Start of Entries provided
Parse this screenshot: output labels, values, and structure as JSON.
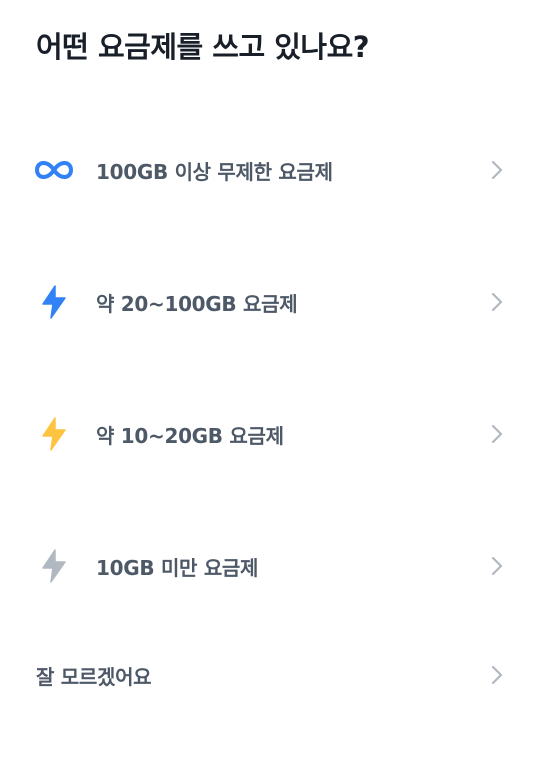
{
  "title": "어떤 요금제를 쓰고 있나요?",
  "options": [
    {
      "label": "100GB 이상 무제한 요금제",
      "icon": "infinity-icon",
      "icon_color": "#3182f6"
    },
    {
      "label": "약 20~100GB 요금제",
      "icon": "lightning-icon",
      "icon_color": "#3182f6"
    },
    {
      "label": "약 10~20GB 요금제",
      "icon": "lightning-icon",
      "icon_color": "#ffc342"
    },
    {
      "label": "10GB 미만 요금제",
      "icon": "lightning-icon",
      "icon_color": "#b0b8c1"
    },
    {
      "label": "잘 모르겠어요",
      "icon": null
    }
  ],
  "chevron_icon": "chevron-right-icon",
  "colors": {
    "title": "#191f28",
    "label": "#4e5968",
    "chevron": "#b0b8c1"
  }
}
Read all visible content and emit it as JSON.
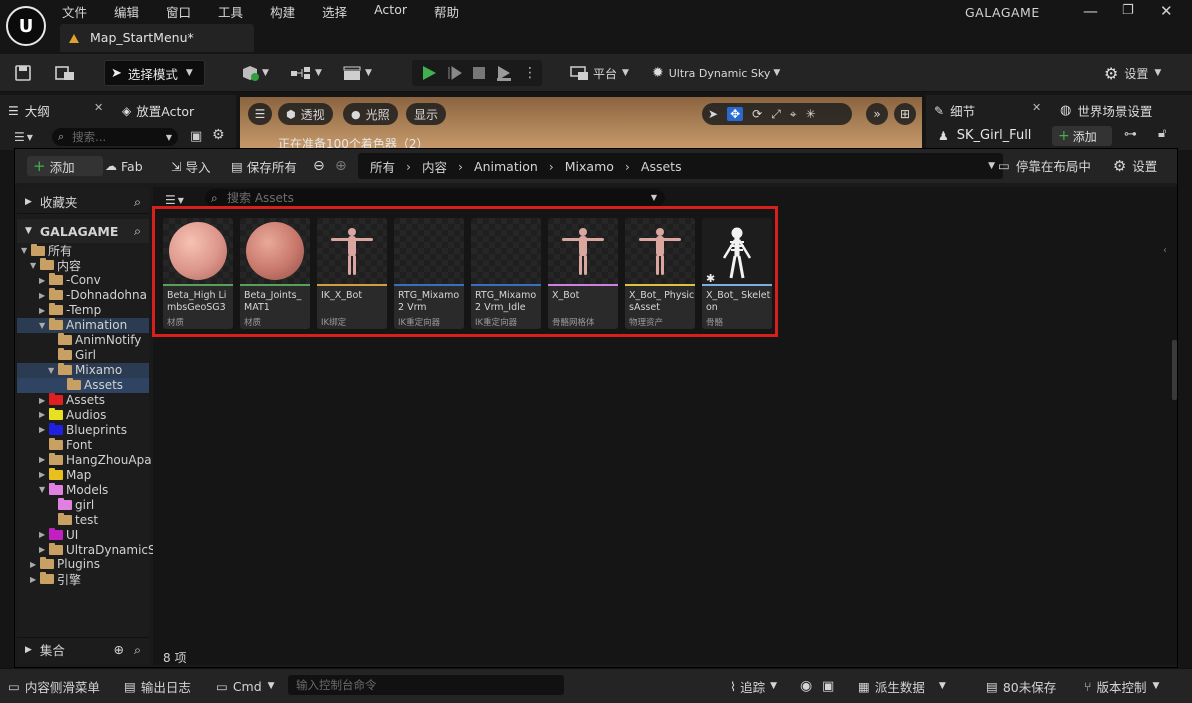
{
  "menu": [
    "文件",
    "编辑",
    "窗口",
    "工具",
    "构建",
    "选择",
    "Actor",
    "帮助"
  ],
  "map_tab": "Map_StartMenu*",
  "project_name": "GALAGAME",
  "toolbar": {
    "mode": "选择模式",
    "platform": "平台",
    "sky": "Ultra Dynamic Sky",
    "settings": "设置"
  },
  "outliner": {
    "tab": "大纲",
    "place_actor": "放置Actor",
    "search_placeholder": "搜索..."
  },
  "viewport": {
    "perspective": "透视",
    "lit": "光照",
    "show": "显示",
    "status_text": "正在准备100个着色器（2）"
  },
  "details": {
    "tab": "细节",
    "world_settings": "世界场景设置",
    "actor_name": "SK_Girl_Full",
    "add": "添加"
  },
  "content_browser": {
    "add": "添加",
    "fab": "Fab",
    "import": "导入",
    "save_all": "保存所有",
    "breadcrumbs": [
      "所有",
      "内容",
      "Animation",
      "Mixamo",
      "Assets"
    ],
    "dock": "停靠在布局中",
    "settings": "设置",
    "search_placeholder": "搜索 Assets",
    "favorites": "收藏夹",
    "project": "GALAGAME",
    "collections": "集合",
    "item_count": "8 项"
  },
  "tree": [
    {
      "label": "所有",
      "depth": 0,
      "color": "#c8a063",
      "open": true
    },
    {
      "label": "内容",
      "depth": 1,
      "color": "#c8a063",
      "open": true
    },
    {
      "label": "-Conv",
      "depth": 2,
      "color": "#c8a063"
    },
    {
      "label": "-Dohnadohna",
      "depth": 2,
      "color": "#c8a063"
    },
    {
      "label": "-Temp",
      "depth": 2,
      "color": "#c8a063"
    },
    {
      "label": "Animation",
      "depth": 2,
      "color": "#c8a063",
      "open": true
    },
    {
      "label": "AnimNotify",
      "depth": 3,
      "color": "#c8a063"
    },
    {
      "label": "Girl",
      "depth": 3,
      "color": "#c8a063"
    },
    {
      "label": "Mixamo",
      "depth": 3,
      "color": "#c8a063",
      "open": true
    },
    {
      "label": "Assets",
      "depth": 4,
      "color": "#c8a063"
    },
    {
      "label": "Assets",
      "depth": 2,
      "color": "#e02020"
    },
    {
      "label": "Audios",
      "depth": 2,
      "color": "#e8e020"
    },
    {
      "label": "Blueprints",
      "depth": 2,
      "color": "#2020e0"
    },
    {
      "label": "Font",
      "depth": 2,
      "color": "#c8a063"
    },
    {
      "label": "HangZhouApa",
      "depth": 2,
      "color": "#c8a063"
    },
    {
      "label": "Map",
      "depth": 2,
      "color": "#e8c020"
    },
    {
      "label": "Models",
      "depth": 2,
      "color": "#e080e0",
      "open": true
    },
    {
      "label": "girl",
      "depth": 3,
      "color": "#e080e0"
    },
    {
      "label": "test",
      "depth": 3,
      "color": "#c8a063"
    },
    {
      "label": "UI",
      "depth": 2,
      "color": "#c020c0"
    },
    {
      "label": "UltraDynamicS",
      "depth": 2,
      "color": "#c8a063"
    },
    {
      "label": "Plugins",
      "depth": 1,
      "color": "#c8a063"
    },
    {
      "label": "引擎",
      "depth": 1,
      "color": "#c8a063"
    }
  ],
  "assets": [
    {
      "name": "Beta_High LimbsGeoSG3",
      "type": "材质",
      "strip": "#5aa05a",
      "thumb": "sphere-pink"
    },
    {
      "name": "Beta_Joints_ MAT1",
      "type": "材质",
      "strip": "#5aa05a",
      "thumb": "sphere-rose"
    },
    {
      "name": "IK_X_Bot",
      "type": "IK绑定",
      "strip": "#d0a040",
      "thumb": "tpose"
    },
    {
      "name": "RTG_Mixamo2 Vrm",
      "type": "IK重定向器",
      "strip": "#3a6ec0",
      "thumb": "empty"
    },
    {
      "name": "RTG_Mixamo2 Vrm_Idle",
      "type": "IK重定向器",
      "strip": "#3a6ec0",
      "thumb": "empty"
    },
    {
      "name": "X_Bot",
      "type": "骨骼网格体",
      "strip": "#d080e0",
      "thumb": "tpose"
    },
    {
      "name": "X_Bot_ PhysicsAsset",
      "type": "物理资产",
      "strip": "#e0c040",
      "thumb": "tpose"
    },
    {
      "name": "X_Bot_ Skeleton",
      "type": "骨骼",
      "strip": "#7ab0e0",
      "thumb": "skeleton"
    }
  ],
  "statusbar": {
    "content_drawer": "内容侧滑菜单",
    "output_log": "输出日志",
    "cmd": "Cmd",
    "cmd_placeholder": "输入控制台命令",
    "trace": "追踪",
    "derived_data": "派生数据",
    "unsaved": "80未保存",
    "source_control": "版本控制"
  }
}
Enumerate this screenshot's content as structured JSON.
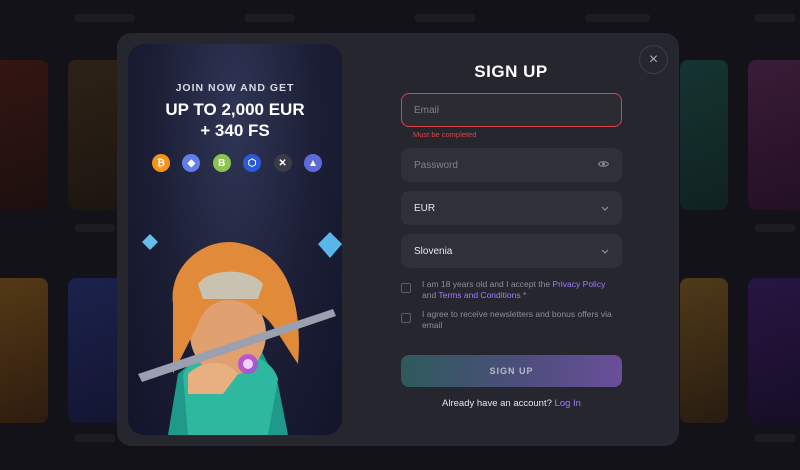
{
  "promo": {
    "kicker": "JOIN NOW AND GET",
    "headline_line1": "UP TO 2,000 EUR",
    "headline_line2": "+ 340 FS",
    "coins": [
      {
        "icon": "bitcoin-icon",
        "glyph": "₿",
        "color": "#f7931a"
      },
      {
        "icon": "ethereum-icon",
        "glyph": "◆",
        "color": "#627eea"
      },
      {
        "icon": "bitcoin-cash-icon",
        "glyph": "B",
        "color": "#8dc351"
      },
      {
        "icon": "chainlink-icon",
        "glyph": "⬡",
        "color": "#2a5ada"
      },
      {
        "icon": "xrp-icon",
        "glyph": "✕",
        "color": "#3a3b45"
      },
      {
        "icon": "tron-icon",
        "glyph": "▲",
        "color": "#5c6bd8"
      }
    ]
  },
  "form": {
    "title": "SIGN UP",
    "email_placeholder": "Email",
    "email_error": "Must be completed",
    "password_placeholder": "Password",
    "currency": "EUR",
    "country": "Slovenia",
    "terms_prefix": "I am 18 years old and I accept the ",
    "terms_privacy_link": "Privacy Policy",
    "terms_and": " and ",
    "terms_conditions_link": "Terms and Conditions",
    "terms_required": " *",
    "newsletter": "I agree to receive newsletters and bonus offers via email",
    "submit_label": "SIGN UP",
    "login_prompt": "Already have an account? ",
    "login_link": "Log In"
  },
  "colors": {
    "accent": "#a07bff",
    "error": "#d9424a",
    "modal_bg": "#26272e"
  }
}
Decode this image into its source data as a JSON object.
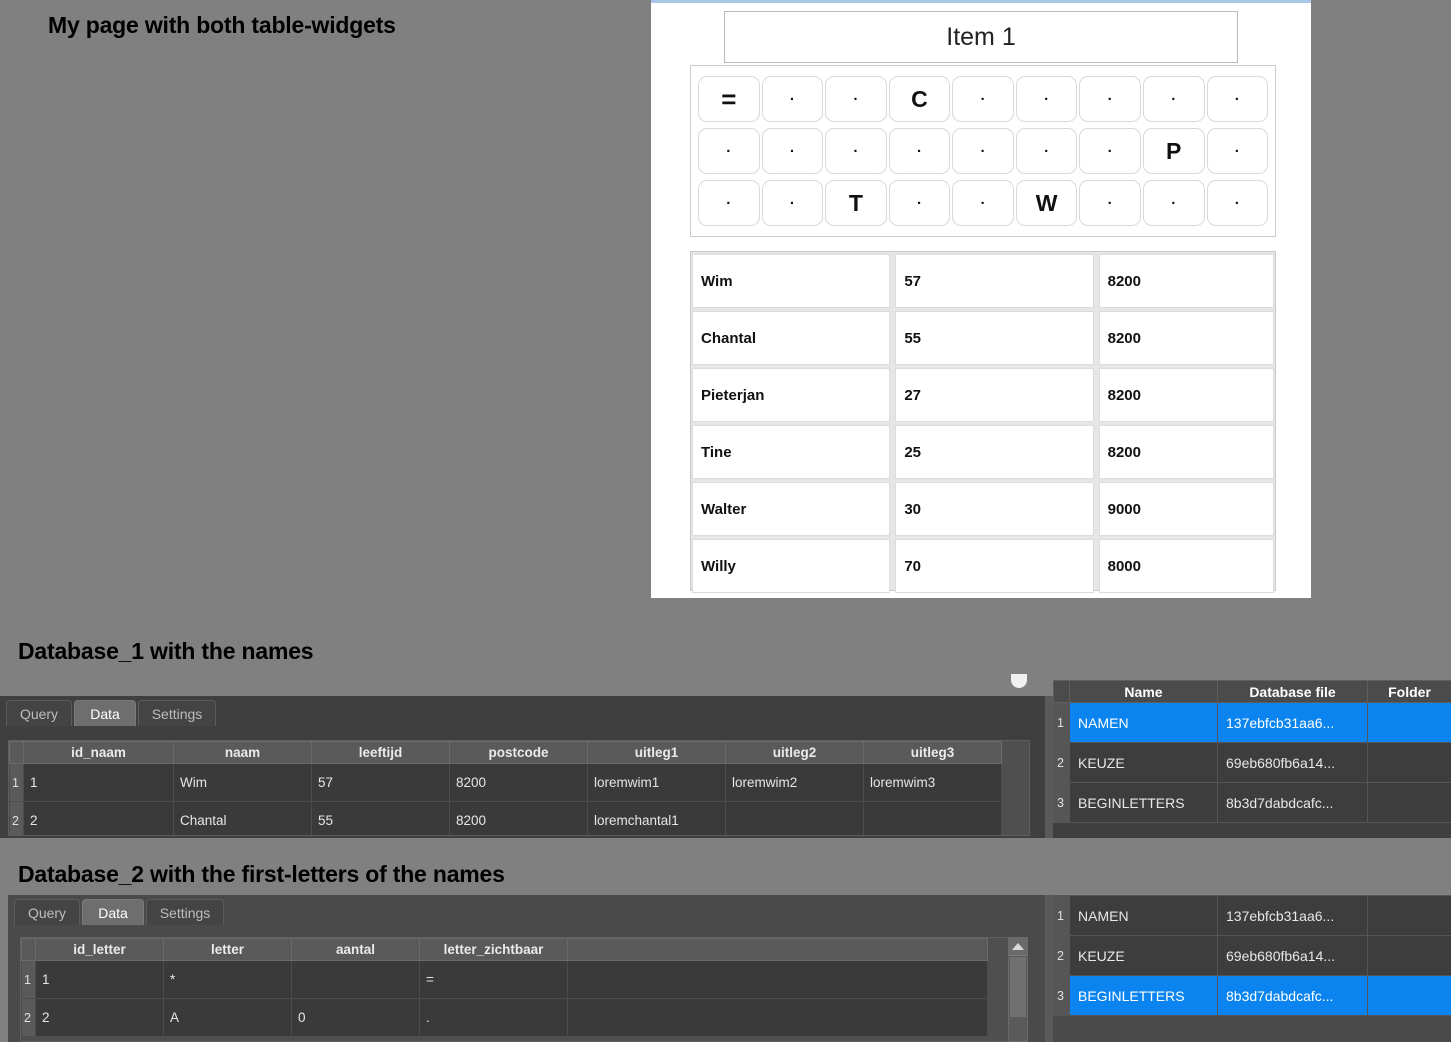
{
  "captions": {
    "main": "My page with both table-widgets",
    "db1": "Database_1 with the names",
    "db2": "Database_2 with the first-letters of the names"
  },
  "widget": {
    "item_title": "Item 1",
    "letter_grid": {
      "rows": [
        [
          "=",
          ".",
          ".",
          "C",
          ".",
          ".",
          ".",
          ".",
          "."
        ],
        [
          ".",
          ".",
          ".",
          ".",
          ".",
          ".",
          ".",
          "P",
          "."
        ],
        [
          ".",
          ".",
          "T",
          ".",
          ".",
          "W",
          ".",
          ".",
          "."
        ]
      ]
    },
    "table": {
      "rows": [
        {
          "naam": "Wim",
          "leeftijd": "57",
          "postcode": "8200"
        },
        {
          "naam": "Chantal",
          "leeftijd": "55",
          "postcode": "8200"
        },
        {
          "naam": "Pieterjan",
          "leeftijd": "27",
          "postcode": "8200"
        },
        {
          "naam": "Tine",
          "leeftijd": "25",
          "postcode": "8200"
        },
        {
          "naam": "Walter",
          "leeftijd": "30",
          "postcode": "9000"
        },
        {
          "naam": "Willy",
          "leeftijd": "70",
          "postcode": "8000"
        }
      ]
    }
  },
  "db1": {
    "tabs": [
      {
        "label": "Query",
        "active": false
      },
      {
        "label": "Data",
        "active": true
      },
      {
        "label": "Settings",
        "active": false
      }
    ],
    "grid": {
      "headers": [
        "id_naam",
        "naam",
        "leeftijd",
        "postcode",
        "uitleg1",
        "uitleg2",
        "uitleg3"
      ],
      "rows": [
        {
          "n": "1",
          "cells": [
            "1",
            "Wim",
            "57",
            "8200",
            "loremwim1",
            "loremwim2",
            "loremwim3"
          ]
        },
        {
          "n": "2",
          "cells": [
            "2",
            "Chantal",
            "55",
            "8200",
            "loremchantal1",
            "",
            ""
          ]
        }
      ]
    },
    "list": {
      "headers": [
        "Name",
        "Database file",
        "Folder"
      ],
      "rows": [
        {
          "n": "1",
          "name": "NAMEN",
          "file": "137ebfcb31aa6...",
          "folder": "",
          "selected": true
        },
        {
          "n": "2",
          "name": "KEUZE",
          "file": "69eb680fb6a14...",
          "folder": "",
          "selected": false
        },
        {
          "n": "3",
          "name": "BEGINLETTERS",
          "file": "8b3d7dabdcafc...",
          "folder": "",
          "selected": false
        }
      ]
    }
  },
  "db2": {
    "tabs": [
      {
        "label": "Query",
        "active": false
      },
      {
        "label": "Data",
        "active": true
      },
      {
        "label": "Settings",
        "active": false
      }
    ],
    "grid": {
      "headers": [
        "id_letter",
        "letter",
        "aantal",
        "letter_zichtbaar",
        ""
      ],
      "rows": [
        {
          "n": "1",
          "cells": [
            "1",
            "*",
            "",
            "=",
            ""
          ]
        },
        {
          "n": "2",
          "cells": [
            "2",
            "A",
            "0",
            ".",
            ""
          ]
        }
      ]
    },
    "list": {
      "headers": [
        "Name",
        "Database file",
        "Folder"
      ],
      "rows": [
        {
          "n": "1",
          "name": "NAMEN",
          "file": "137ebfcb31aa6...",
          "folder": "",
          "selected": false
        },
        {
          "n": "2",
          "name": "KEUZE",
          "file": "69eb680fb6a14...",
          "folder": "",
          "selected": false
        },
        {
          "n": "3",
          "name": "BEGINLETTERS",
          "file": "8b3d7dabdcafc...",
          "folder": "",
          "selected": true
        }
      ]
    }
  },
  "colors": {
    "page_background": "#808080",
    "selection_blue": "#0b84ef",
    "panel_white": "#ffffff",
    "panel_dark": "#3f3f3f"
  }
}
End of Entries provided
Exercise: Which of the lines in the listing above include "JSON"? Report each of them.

Solved exercise:
Parse this screenshot: output labels, values, and structure as JSON.
Read all visible content and emit it as JSON.
Enumerate this screenshot's content as structured JSON.
Decode this image into its source data as a JSON object.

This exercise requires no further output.